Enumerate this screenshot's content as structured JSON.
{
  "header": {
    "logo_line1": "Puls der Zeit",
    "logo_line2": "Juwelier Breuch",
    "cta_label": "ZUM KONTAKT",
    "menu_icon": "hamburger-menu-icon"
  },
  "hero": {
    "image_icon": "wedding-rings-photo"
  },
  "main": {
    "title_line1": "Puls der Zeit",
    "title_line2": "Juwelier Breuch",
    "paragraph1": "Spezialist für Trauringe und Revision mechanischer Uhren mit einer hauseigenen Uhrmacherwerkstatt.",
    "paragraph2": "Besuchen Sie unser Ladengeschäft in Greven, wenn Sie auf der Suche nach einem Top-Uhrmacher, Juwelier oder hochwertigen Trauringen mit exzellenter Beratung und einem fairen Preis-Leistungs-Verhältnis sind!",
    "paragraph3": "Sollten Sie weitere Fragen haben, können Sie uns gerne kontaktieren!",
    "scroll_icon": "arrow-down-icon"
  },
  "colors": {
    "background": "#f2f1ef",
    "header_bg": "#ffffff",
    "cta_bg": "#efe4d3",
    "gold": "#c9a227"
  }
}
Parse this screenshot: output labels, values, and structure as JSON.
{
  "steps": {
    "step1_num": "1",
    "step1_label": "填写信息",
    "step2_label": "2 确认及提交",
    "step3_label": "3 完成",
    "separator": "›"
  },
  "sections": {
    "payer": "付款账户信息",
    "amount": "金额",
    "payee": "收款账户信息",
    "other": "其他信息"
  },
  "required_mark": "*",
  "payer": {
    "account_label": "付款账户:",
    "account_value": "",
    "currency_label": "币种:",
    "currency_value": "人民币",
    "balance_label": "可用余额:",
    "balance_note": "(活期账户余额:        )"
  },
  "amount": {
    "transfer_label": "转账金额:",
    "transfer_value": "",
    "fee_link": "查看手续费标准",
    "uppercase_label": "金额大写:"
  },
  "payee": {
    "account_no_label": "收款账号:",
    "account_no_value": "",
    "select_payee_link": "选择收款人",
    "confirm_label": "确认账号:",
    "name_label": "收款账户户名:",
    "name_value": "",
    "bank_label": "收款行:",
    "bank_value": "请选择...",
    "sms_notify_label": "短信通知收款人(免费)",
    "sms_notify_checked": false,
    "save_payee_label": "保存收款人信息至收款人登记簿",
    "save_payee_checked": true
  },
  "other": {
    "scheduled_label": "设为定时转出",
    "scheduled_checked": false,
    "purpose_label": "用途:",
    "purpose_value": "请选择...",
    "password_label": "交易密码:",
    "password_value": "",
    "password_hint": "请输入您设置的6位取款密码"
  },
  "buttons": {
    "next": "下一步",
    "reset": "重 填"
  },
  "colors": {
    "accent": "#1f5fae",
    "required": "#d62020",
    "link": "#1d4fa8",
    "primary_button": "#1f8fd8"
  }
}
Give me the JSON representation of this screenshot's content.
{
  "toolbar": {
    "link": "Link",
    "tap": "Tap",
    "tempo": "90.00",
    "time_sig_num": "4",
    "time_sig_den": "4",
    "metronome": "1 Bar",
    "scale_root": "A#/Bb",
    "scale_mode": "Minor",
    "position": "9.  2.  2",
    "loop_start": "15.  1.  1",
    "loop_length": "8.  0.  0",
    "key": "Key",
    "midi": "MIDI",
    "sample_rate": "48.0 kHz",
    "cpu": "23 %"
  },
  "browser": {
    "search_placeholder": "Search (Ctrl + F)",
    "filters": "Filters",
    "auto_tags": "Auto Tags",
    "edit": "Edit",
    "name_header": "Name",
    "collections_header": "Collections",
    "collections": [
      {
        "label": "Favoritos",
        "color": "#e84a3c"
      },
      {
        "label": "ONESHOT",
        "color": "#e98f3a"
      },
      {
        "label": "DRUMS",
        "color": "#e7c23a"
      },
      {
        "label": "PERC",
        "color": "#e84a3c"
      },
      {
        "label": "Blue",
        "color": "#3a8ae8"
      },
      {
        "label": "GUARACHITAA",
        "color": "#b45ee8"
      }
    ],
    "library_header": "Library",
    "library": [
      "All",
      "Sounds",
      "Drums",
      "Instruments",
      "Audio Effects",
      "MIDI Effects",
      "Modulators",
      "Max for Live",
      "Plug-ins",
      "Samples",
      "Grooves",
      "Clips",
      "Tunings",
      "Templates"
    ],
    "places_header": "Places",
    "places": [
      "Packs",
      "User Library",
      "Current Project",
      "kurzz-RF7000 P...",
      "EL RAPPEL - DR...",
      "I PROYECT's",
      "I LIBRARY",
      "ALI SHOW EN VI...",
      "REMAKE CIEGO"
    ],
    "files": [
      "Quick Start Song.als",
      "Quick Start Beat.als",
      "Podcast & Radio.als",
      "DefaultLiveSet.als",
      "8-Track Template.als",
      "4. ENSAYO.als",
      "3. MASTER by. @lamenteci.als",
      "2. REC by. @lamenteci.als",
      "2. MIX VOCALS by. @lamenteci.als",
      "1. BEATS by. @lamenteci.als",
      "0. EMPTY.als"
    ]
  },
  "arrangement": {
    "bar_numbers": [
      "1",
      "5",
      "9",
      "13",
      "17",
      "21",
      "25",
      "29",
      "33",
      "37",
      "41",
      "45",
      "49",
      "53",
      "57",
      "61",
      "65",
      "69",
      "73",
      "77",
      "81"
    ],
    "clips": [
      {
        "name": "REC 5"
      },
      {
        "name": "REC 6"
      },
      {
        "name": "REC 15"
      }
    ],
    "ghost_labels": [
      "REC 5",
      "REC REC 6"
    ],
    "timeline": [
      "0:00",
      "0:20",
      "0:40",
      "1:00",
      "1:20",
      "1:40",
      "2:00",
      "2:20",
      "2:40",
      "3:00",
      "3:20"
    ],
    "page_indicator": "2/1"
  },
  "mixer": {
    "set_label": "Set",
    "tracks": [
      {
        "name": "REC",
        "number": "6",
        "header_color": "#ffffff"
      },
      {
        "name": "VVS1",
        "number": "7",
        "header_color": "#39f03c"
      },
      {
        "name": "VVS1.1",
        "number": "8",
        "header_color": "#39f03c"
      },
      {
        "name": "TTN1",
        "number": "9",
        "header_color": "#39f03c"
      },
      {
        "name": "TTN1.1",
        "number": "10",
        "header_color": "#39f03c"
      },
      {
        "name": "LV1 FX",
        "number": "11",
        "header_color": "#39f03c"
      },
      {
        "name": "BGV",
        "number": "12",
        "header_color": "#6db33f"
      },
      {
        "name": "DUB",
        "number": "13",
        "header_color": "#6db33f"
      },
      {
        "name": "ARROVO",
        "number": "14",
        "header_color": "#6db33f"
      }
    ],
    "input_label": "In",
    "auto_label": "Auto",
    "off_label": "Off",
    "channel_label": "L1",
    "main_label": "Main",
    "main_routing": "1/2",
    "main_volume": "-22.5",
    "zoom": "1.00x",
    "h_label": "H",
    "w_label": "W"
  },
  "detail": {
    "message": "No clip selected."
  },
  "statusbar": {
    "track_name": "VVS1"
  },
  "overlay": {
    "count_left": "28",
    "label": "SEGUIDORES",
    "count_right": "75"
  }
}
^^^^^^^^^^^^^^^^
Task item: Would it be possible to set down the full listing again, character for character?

Reply:
Enumerate this screenshot's content as structured JSON.
{
  "header": {
    "logo_line1": "Puls der Zeit",
    "logo_line2": "Juwelier Breuch",
    "cta_label": "ZUM KONTAKT",
    "menu_icon": "hamburger-menu-icon"
  },
  "hero": {
    "image_icon": "wedding-rings-photo"
  },
  "main": {
    "title_line1": "Puls der Zeit",
    "title_line2": "Juwelier Breuch",
    "paragraph1": "Spezialist für Trauringe und Revision mechanischer Uhren mit einer hauseigenen Uhrmacherwerkstatt.",
    "paragraph2": "Besuchen Sie unser Ladengeschäft in Greven, wenn Sie auf der Suche nach einem Top-Uhrmacher, Juwelier oder hochwertigen Trauringen mit exzellenter Beratung und einem fairen Preis-Leistungs-Verhältnis sind!",
    "paragraph3": "Sollten Sie weitere Fragen haben, können Sie uns gerne kontaktieren!",
    "scroll_icon": "arrow-down-icon"
  },
  "colors": {
    "background": "#f2f1ef",
    "header_bg": "#ffffff",
    "cta_bg": "#efe4d3",
    "gold": "#c9a227"
  }
}
Parse this screenshot: output labels, values, and structure as JSON.
{
  "steps": {
    "step1_num": "1",
    "step1_label": "填写信息",
    "step2_label": "2 确认及提交",
    "step3_label": "3 完成",
    "separator": "›"
  },
  "sections": {
    "payer": "付款账户信息",
    "amount": "金额",
    "payee": "收款账户信息",
    "other": "其他信息"
  },
  "required_mark": "*",
  "payer": {
    "account_label": "付款账户:",
    "account_value": "",
    "currency_label": "币种:",
    "currency_value": "人民币",
    "balance_label": "可用余额:",
    "balance_note": "(活期账户余额:        )"
  },
  "amount": {
    "transfer_label": "转账金额:",
    "transfer_value": "",
    "fee_link": "查看手续费标准",
    "uppercase_label": "金额大写:"
  },
  "payee": {
    "account_no_label": "收款账号:",
    "account_no_value": "",
    "select_payee_link": "选择收款人",
    "confirm_label": "确认账号:",
    "name_label": "收款账户户名:",
    "name_value": "",
    "bank_label": "收款行:",
    "bank_value": "请选择...",
    "sms_notify_label": "短信通知收款人(免费)",
    "sms_notify_checked": false,
    "save_payee_label": "保存收款人信息至收款人登记簿",
    "save_payee_checked": true
  },
  "other": {
    "scheduled_label": "设为定时转出",
    "scheduled_checked": false,
    "purpose_label": "用途:",
    "purpose_value": "请选择...",
    "password_label": "交易密码:",
    "password_value": "",
    "password_hint": "请输入您设置的6位取款密码"
  },
  "buttons": {
    "next": "下一步",
    "reset": "重 填"
  },
  "colors": {
    "accent": "#1f5fae",
    "required": "#d62020",
    "link": "#1d4fa8",
    "primary_button": "#1f8fd8"
  }
}
Give me the JSON representation of this screenshot's content.
{
  "toolbar": {
    "link": "Link",
    "tap": "Tap",
    "tempo": "90.00",
    "time_sig_num": "4",
    "time_sig_den": "4",
    "metronome": "1 Bar",
    "scale_root": "A#/Bb",
    "scale_mode": "Minor",
    "position": "9.  2.  2",
    "loop_start": "15.  1.  1",
    "loop_length": "8.  0.  0",
    "key": "Key",
    "midi": "MIDI",
    "sample_rate": "48.0 kHz",
    "cpu": "23 %"
  },
  "browser": {
    "search_placeholder": "Search (Ctrl + F)",
    "filters": "Filters",
    "auto_tags": "Auto Tags",
    "edit": "Edit",
    "name_header": "Name",
    "collections_header": "Collections",
    "collections": [
      {
        "label": "Favoritos",
        "color": "#e84a3c"
      },
      {
        "label": "ONESHOT",
        "color": "#e98f3a"
      },
      {
        "label": "DRUMS",
        "color": "#e7c23a"
      },
      {
        "label": "PERC",
        "color": "#e84a3c"
      },
      {
        "label": "Blue",
        "color": "#3a8ae8"
      },
      {
        "label": "GUARACHITAA",
        "color": "#b45ee8"
      }
    ],
    "library_header": "Library",
    "library": [
      "All",
      "Sounds",
      "Drums",
      "Instruments",
      "Audio Effects",
      "MIDI Effects",
      "Modulators",
      "Max for Live",
      "Plug-ins",
      "Samples",
      "Grooves",
      "Clips",
      "Tunings",
      "Templates"
    ],
    "places_header": "Places",
    "places": [
      "Packs",
      "User Library",
      "Current Project",
      "kurzz-RF7000 P...",
      "EL RAPPEL - DR...",
      "I PROYECT's",
      "I LIBRARY",
      "ALI SHOW EN VI...",
      "REMAKE CIEGO"
    ],
    "files": [
      "Quick Start Song.als",
      "Quick Start Beat.als",
      "Podcast & Radio.als",
      "DefaultLiveSet.als",
      "8-Track Template.als",
      "4. ENSAYO.als",
      "3. MASTER by. @lamenteci.als",
      "2. REC by. @lamenteci.als",
      "2. MIX VOCALS by. @lamenteci.als",
      "1. BEATS by. @lamenteci.als",
      "0. EMPTY.als"
    ]
  },
  "arrangement": {
    "bar_numbers": [
      "1",
      "5",
      "9",
      "13",
      "17",
      "21",
      "25",
      "29",
      "33",
      "37",
      "41",
      "45",
      "49",
      "53",
      "57",
      "61",
      "65",
      "69",
      "73",
      "77",
      "81"
    ],
    "clips": [
      {
        "name": "REC 5"
      },
      {
        "name": "REC 6"
      },
      {
        "name": "REC 15"
      }
    ],
    "ghost_labels": [
      "REC 5",
      "REC REC 6"
    ],
    "timeline": [
      "0:00",
      "0:20",
      "0:40",
      "1:00",
      "1:20",
      "1:40",
      "2:00",
      "2:20",
      "2:40",
      "3:00",
      "3:20"
    ],
    "page_indicator": "2/1"
  },
  "mixer": {
    "set_label": "Set",
    "tracks": [
      {
        "name": "REC",
        "number": "6",
        "header_color": "#ffffff"
      },
      {
        "name": "VVS1",
        "number": "7",
        "header_color": "#39f03c"
      },
      {
        "name": "VVS1.1",
        "number": "8",
        "header_color": "#39f03c"
      },
      {
        "name": "TTN1",
        "number": "9",
        "header_color": "#39f03c"
      },
      {
        "name": "TTN1.1",
        "number": "10",
        "header_color": "#39f03c"
      },
      {
        "name": "LV1 FX",
        "number": "11",
        "header_color": "#39f03c"
      },
      {
        "name": "BGV",
        "number": "12",
        "header_color": "#6db33f"
      },
      {
        "name": "DUB",
        "number": "13",
        "header_color": "#6db33f"
      },
      {
        "name": "ARROVO",
        "number": "14",
        "header_color": "#6db33f"
      }
    ],
    "input_label": "In",
    "auto_label": "Auto",
    "off_label": "Off",
    "channel_label": "L1",
    "main_label": "Main",
    "main_routing": "1/2",
    "main_volume": "-22.5",
    "zoom": "1.00x",
    "h_label": "H",
    "w_label": "W"
  },
  "detail": {
    "message": "No clip selected."
  },
  "statusbar": {
    "track_name": "VVS1"
  },
  "overlay": {
    "count_left": "28",
    "label": "SEGUIDORES",
    "count_right": "75"
  }
}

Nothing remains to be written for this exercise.